» Directions:
Search the entries for the word "JSON". Copy every line that holds it.

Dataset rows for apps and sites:
● ● ● ●

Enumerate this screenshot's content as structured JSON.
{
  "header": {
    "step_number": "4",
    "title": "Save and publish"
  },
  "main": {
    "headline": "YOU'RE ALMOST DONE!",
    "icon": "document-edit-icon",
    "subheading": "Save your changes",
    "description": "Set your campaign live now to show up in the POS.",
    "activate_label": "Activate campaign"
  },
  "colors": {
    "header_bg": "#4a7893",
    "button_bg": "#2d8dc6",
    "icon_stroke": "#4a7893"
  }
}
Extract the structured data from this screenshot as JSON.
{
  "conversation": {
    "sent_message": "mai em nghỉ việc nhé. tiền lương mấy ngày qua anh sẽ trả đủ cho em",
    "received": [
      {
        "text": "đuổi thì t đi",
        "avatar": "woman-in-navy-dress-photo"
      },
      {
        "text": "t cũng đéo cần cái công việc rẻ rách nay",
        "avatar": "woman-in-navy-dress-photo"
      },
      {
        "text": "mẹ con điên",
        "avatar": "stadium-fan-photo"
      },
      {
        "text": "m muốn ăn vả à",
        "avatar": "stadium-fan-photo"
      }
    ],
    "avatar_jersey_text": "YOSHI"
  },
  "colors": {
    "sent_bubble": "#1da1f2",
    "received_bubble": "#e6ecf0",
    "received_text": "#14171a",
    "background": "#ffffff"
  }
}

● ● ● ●

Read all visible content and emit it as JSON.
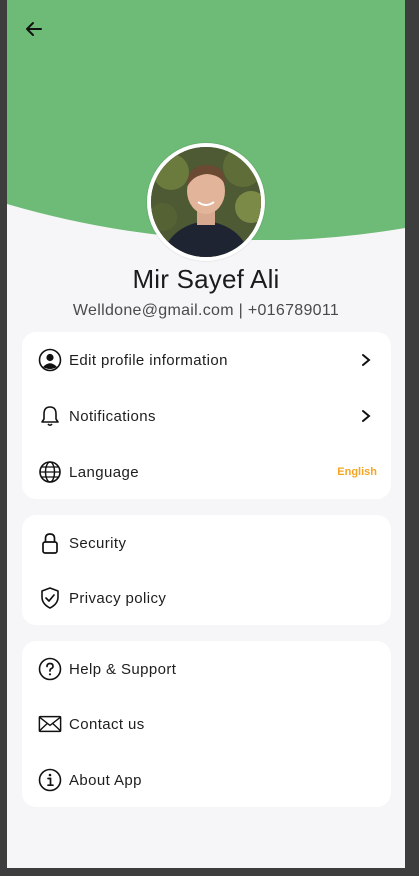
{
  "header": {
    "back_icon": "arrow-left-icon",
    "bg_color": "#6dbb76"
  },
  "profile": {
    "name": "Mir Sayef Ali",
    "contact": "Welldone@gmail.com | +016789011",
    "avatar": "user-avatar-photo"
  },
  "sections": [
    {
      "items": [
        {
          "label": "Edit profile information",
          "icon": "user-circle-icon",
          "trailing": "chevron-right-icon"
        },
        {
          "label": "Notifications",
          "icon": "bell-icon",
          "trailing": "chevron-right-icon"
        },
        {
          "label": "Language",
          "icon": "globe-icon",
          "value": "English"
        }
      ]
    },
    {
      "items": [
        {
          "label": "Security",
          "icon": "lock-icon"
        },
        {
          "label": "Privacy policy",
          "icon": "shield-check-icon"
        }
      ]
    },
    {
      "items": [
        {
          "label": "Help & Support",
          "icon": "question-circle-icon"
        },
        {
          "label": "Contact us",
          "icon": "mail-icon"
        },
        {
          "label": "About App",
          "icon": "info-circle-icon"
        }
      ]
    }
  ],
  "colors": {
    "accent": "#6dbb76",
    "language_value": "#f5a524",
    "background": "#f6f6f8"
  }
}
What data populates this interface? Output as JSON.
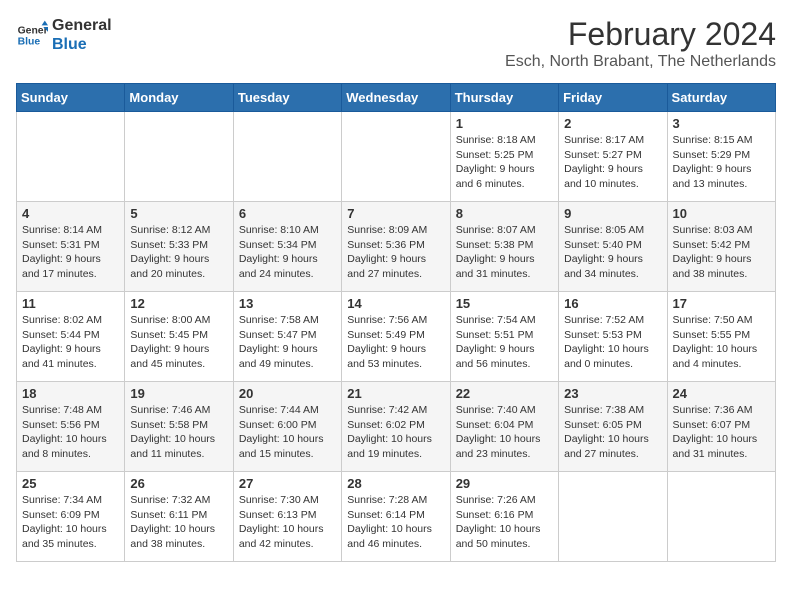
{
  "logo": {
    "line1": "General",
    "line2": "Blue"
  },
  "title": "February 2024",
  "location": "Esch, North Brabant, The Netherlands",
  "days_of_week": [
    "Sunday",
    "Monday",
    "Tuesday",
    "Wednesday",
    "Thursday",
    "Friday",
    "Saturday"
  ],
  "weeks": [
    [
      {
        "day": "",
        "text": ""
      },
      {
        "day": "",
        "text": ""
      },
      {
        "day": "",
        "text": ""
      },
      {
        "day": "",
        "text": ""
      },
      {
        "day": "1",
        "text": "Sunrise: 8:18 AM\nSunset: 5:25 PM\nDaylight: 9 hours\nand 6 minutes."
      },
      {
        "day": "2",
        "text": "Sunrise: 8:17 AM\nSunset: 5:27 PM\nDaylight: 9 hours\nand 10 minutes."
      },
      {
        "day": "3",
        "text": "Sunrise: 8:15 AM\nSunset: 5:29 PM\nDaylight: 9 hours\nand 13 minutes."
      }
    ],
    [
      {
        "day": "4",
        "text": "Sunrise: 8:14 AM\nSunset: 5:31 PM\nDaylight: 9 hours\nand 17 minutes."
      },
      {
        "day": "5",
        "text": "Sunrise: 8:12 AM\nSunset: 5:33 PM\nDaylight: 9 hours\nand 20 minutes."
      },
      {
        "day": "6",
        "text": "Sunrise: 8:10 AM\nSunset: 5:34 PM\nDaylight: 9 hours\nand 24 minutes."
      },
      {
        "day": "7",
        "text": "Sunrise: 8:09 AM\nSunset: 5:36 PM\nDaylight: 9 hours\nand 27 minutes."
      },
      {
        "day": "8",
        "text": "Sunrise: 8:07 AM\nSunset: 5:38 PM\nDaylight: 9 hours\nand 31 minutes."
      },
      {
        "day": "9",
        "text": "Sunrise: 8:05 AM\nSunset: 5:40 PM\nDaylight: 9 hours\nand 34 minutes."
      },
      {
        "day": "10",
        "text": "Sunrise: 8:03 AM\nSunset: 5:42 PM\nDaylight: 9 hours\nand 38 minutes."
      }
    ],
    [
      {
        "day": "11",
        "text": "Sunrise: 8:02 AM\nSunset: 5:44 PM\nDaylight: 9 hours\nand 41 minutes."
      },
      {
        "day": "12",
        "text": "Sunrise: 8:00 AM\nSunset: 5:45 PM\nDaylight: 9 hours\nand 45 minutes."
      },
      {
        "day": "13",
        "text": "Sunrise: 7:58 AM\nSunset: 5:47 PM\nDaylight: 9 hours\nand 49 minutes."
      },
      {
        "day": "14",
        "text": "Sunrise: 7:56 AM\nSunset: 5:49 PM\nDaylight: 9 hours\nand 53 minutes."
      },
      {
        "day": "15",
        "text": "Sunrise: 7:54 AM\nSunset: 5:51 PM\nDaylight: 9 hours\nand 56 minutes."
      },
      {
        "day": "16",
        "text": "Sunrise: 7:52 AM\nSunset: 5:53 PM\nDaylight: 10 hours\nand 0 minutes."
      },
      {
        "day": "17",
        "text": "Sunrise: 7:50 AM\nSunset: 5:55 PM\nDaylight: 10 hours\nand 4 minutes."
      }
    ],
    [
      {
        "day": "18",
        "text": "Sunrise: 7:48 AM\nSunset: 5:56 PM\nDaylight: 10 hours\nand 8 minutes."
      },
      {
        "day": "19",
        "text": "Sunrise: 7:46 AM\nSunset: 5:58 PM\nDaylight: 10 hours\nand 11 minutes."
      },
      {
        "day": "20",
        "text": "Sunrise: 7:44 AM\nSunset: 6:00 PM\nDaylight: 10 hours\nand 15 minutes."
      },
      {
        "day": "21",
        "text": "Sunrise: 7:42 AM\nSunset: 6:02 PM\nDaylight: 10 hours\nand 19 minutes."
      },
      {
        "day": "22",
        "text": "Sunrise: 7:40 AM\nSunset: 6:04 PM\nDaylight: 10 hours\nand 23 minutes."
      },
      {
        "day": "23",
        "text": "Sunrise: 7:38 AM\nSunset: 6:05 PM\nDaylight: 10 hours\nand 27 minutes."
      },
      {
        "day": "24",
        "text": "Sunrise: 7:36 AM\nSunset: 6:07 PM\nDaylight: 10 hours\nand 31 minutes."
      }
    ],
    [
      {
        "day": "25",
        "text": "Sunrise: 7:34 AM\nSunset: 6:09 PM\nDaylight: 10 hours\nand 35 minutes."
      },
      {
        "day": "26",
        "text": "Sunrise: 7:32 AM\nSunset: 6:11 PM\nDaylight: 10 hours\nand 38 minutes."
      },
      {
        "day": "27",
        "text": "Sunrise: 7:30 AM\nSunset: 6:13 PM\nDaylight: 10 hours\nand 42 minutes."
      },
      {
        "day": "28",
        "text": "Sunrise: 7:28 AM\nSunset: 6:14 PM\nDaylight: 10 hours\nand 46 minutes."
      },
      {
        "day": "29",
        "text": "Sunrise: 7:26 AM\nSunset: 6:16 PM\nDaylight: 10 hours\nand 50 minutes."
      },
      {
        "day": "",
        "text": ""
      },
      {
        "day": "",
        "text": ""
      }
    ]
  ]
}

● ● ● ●

» Result of this exercise:
Enumerate this screenshot's content as structured JSON.
Extract the structured data from this screenshot as JSON.
Read all visible content and emit it as JSON.
What data populates this interface? Output as JSON.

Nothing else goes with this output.